Martha loses. The plot a little bit around the nature of this Hoyt. Martha comes up to her guests and says, actually, I'm a bit busy at the back. I need my sister with me and Jesus says to who will actually, I think you've forgotten what's going on here. It's not just about me at the front and what I'm doing and this quarter out the front, it's about your sense of generosity your sense of hospitality. You need to remember why we're here.
Does holistic sense of welcome?
They didn't tell you, I don't tell you, if you intend to marry Ministry, our ministry is really set up for a motto. We're not, you can hear from my booming voice. We're not really set up to sit inside four walls and talk heavy intellectual discourse. We're supposed to be outside at the front of a motto and a force nine Gail. It's going to be raining. There's going to be hundreds of people. You've got no microphone. You certainly didn't have time to prepare anything many times. I've gone outside and they told me.
We persisting out that I'm preaching and there's hundreds of people there. This is my ride Ministry and you've got to get across to this people. These Maori people. You've got to get the sense of hospitality. You've also got to reaffirm for them through their Marty eyes. What the gospel is saying in this particular occasion, but that sense of generosity that sense of Engagement is essential to our Marty Ministry. I'm not a Ministry. And of course, there are whole Christian Ministry.
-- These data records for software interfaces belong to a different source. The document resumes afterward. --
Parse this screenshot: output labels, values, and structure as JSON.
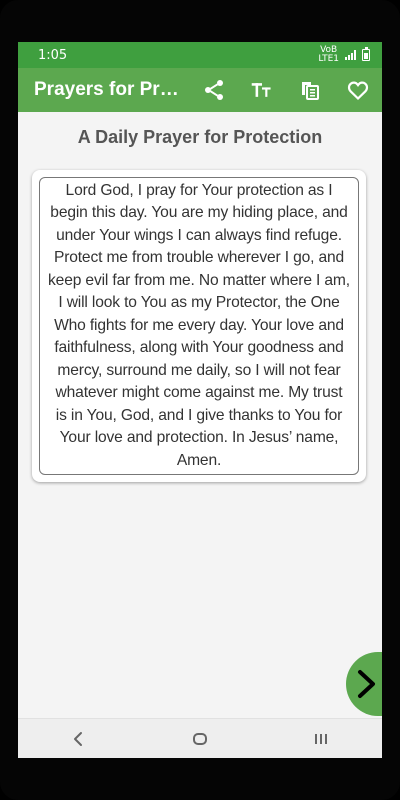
{
  "status_bar": {
    "time": "1:05",
    "network": "VoB\nLTE1"
  },
  "app_bar": {
    "title": "Prayers for Protection",
    "actions": [
      {
        "name": "share-icon"
      },
      {
        "name": "text-size-icon"
      },
      {
        "name": "copy-icon"
      },
      {
        "name": "heart-icon"
      }
    ]
  },
  "main": {
    "heading": "A Daily Prayer for Protection",
    "prayer_text": "Lord God, I pray for Your protection as I begin this day. You are my hiding place, and under Your wings I can always find refuge. Protect me from trouble wherever I go, and keep evil far from me. No matter where I am, I will look to You as my Protector, the One Who fights for me every day. Your love and faithfulness, along with Your goodness and mercy, surround me daily, so I will not fear whatever might come against me. My trust is in You, God, and I give thanks to You for Your love and protection. In Jesus’ name, Amen.",
    "next_icon": "chevron-right-icon"
  },
  "navigation": {
    "buttons": [
      "back-icon",
      "home-icon",
      "recents-icon"
    ]
  },
  "colors": {
    "status": "#3f9f3f",
    "toolbar": "#5ca84f",
    "background": "#f4f4f4",
    "text": "#333333"
  }
}
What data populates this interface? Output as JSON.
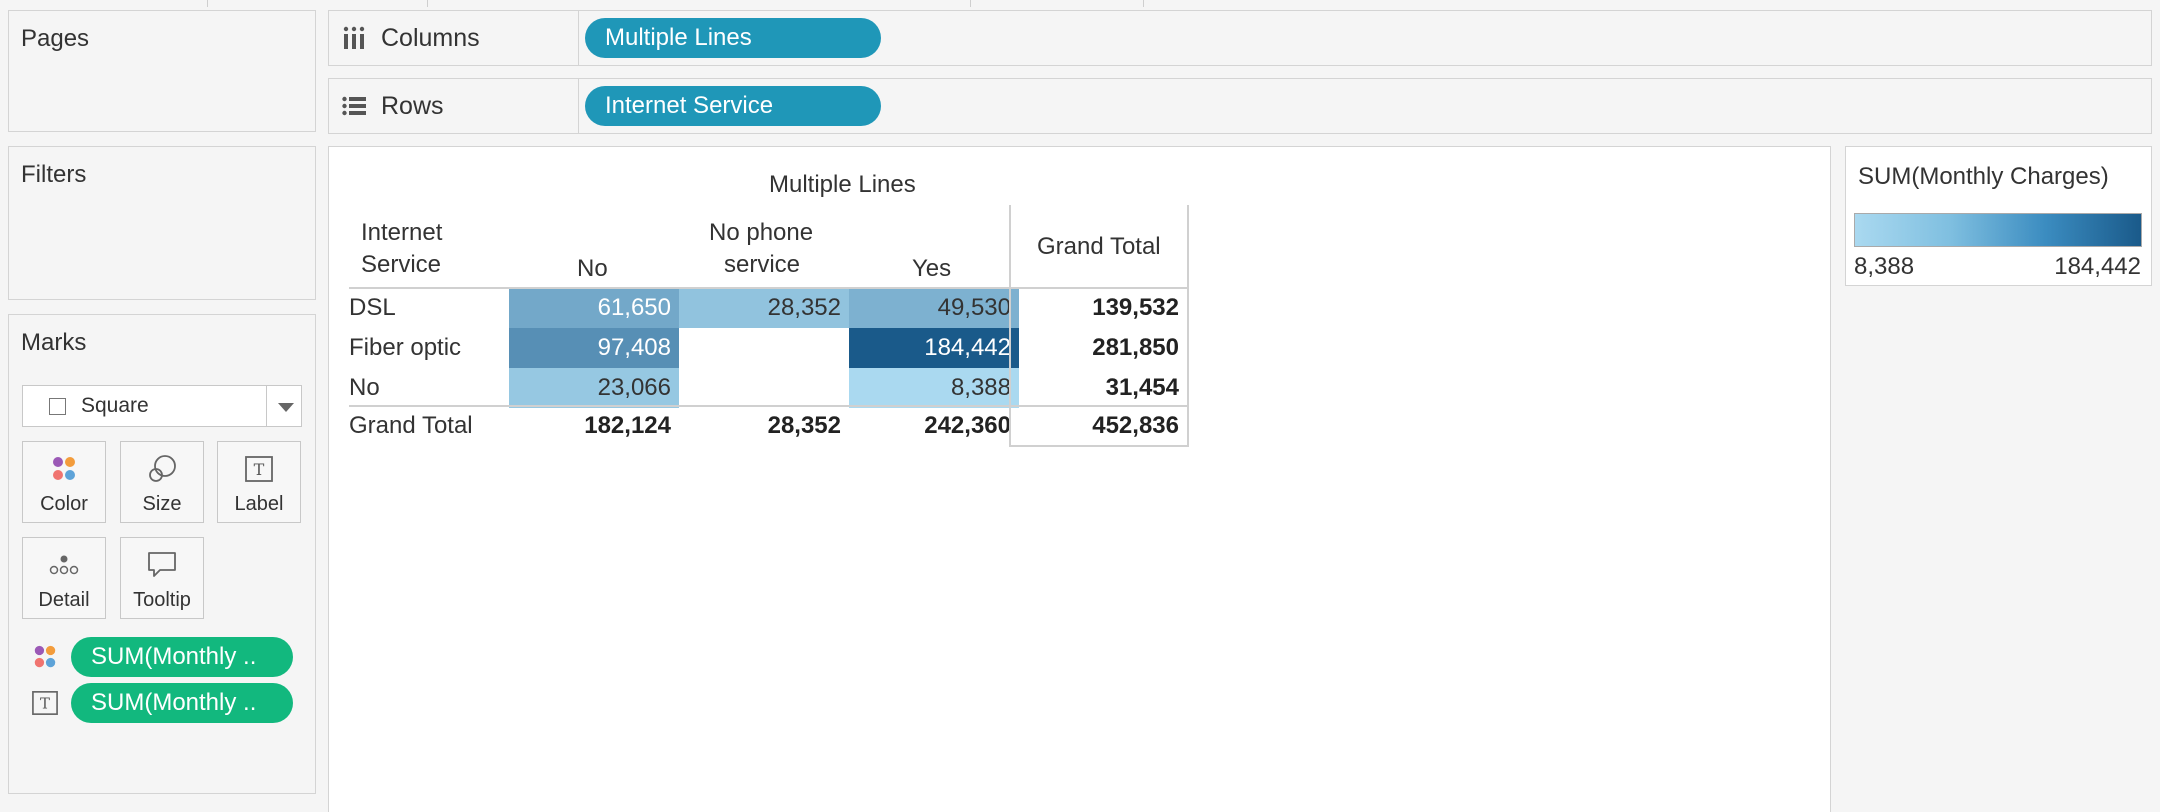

In this engagement Martha's kind of Forgotten a little bit of this Copa. Their sense of who role is just as important as their sisters, their sense of hospitality is what this is all about.
To be honest, that's a good reflection of our society today. We've lost perhaps and New Zealand. Our sense of generosity our sense of hospitality. Our sense of blessing What's the most important part of the Gospel? Love God. Love your neighbor regardless extend their Hospitality that generosity to your neighbor don't question them. Don't ask who they are. The story of Mary and Martha is preceded by the story of the Good Samaritan story of radical Hospitality. A story of those who should have been generous were not those who shouldn't have been generous were the Samaritan extends as Hospitality to the stranger while the others didn't Jesus, is always.
Giving us this point as a society, we've lost that in a lot of ways, homelessness is just the latest symptom. Could we argued perhaps New Zealand's always struggled with that sense of hospitality because we built on colonization quite difficult to say, we've always been a generous Society if we built on the economic and cultural subjugate subjugation of another. However, We are weaker than we have been in some ways. We're willing to put up with the marginalized, the oppressed the week, we're willing to say, well, that's just the way our society should be at the moment. It's a way that Jesus would challenge in my understanding. It's a way that should be challenged. We see to pull your mate out in South. Auckland, extending its mannakee tongue extending its welcome its Hospitality its generosity to the homeless.
Those living in cars to children, it's doing what we should be doing as a collective, as a people, as a nation that we're not doing the motto is just doing what it does. The mottos is living its life of manaaki tongue of hospitality, to be honest to a lot of Maori now struggle with this idea as well.
You'll get a mate where they won't offer hospitality and Lisa have prepaid. There's neoliberal ideology is creeping its way into our Mighty world just as much as it is into all of our T generosity is being challenged and if we lose our sense of generosity as a people, and as a culture, we've lost pretty much everything. We're tuned into individual consumers, who don't care for one another who don't need one.
Another So I see Jesus challenge to Martha as a reminder to all of us of the need for this Hospitality without bounds of this generosity without accounting for cost and of This Love Without End. I'll leave you with those words. It emitting aw, aw. Aw